The first thing that I would say is that NO dog is 100% trustworthy around children.
Children don't understand dog cues - such as growling and signals to be left alone - which is why so many end up being bitten by the family pet (I'm thinking of my sister here many years ago, I was telling her not to blow in the dog's ear because he didn't like it, but she kept doing it - 6yo's are not the brightest, and three stitches later...). Your niece was given lots of clues no doubt, but ignored them and so was given the 'more serious' version of a warning. Be firm with the child, and provide the dog a place to escape from the tots. Crate training is likely to be a godsend in your family situation, please do it - it will also give your dog a place to hide from the kids when he's had enough fun and games.
So supervise all interactions and tell the children what the dog is doing to tell them they're being annoying. Education is important.
Next thing - by allowing the dog to be on you, you've given him a 'promotion' in the pecking order, so to speak. Without having been there, its hard to say, but there is a chance he thinks that he's higher that your 22 month old. This happens frequently, mostly because 22mo toddlers are not exactly together in the communication and mobility stakes. They are not 'in charge' of anything, so dogs can mistake that for being like a 'puppy', which is a reasonable (if incorrect) assumption. The dog might think he's 'alpha' to any puppy-thing.

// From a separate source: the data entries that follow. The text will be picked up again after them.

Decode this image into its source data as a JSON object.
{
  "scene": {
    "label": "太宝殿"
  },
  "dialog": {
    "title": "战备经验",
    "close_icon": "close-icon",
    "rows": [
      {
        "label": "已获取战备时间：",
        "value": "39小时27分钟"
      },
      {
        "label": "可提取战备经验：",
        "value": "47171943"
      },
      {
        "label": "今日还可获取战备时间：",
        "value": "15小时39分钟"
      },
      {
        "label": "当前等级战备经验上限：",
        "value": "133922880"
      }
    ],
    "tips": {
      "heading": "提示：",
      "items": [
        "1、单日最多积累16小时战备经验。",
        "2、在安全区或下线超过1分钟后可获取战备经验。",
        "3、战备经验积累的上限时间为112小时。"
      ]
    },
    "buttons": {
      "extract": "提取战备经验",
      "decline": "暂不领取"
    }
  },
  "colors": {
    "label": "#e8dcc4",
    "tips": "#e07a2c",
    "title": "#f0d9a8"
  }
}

What to do - dog on the floor at all times. Dogs do not sit on laps, nor are they invited for cuddles or to rest their body on you. Make sure your dog sees you carrying your toddler, and sees you rewarding the toddler BEFORE he gets anything. If you are on the floor, the dog can be beside you, but not on you (I say this, although my DH allows our youngest Elkhound to lounge all over him - but she doesn't do it to anyone else, its their 'thing').
Also teach the toddler to be in charge of handing our some sort of regular treat. My DD started giving our dogs their evening treat around that age, with my hands-on assistance (my big dog wouldn't take them from her otherwise).
Finally, he may be slightly 'possessive' of his things, including food and treats. This can be a problem if you don't address it, because there will come a time when he has something in his mouth that he cannot have, and you want him to hand it over without a fuss.
Usually, for toys and objects we use the 'give' command, and reward/swap a treat for the object. I'd suggest that you, and the kids play this training game. You should start until he gets the hang, then let the kids have a go at offer/swap, until he is happy to relinquish whatever it is he has in his mouth. Eventually, he'll work out that bringing things to you and dropping them might also be reward-worthy.